A Church of England priest who blessed the same-sex partnership of two of his fellow clergy in a church ceremony has expressed regret for his actions.
Reverend Peter Cowell and Reverend David Lord exchanged vows in a “blessing ceremony” at St Bartholomew the Great in the City of London in May.
When news of the service broke, the Bishop of London, Richard Chartres, ordered an investigation into the cleric who officiated, Rev Dr Martin Dudley.
The Archdeacon of London carried out the investigation with Chancellor of the Diocese.
“This has involved a series of frank discussions with the Rector,” a diocesan statement issued yesterday said.
“As a consequence, the Rector has made expressly clear his regret over what happened at St Bartholomew the Great and accepted the service should not have taken place.
“Bishop Richard considered the matter and has decided to accept the Rector’s apology in full. The matter is therefore now closed.”
It is reported that the Bishop put pressure on Rev Dudley to allow his letter to be made public.
A civil partnership ceremony cannot legally take place in a religious institution.
In this instance a full Church of England ceremony had taken place.
Under House of Bishops guidelines, clerics are allowed to enter into a civil partnership as long as they are not engaging in sexual relations but “clergy of the Church of England should not provide services of blessing for those who register a civil partnership.
“Clergy who are approached by people asking for prayer in relation to entering into a civil partnership are reminded to respond pastorally and sensitively in the light of the circumstances of each case, having regard to the teaching of the church on sexual morality, celibacy, and the positive value of committed friendships in the Christian tradition.”
Rev Dudley said in a statement released by the diocese that he will abide by the Anglican Church’s position on gay issues but warned that the rules are being “widely disregarded.”
“I can now appreciate that the service held at St Bartholomew the Great on 31 May 2008 was inconsistent with the terms of the Pastoral Statement from the House of Bishops issued in 2005,” he said.
“Whilst the precise status of this pastoral document within the Church of England generally and the Diocese of London in particular may be a matter of differing interpretations, I ought to have afforded it far greater weight.
“I regret the embarrassment caused to you by this event and by its subsequent portrayal in the media.
“I now recognise that I should not have responded positively to the request for this service, even though it was made by another incumbent of your Diocese, who is a colleague, neighbour and friend of us both, nor should I have adopted uncritically the Order of Service prepared by him and his partner.

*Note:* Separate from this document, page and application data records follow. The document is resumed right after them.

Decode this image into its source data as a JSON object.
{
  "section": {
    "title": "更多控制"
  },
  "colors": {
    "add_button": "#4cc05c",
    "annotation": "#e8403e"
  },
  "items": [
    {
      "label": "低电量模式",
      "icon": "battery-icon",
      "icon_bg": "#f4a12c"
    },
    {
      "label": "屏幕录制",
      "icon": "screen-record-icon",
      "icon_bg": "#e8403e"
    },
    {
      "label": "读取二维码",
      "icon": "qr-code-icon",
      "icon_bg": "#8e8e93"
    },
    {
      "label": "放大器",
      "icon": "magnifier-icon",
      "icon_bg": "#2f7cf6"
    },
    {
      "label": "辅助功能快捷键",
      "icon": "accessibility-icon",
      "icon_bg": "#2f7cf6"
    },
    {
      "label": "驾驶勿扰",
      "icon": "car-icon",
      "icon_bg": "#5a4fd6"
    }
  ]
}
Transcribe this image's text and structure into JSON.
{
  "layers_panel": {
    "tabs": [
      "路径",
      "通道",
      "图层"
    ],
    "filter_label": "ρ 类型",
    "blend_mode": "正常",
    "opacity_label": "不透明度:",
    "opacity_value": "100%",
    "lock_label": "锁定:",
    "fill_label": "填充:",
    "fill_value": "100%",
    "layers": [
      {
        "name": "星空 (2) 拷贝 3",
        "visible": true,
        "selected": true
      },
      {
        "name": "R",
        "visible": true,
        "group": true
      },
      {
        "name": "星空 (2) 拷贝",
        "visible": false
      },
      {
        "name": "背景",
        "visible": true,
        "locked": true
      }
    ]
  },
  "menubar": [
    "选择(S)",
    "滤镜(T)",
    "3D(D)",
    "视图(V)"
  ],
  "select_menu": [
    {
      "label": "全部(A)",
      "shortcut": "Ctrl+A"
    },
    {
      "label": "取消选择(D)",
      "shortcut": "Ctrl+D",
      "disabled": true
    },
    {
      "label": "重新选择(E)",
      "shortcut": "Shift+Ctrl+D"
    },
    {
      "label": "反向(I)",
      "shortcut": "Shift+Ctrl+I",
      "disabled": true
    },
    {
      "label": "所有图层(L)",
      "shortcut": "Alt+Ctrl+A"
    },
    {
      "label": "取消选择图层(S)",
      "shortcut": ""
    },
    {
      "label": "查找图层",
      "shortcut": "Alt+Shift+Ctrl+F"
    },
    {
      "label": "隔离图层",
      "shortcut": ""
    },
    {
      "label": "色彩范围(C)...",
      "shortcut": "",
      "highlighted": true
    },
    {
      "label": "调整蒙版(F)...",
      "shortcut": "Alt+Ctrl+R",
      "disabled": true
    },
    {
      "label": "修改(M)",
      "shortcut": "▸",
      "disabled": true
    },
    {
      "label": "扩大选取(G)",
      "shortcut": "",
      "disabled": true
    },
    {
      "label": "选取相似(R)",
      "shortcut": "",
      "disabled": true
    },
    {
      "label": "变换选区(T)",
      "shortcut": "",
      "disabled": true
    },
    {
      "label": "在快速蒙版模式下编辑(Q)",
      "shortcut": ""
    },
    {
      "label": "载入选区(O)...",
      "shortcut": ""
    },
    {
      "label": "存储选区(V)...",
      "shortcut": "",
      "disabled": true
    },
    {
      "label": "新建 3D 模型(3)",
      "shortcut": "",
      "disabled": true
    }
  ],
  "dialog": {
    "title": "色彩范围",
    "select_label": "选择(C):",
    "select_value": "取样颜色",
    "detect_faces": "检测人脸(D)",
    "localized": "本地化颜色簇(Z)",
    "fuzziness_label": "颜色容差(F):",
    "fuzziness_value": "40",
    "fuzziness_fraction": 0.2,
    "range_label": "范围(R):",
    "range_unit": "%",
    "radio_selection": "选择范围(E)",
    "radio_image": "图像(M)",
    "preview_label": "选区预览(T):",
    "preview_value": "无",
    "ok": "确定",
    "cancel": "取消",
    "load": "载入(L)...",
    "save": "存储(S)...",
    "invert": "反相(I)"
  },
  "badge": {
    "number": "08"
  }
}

“I had not appreciated that the event would have been attended by so many nor that it would have attracted the publicity and notoriety which it did.
“I share your abhorrence of homophobia in all its forms.
“I am profoundly uneasy with much of the content of the House of Bishops’ Pastoral Statement which anecdotal evidence suggests is being widely, though discreetly, disregarded in this Diocese and elsewhere.
“Nonetheless, I am willing to abide by its content in the future, until such time as it is rescinded or amended, and I undertake not to provide any form of blessing for same sex couples registering civil partnerships.”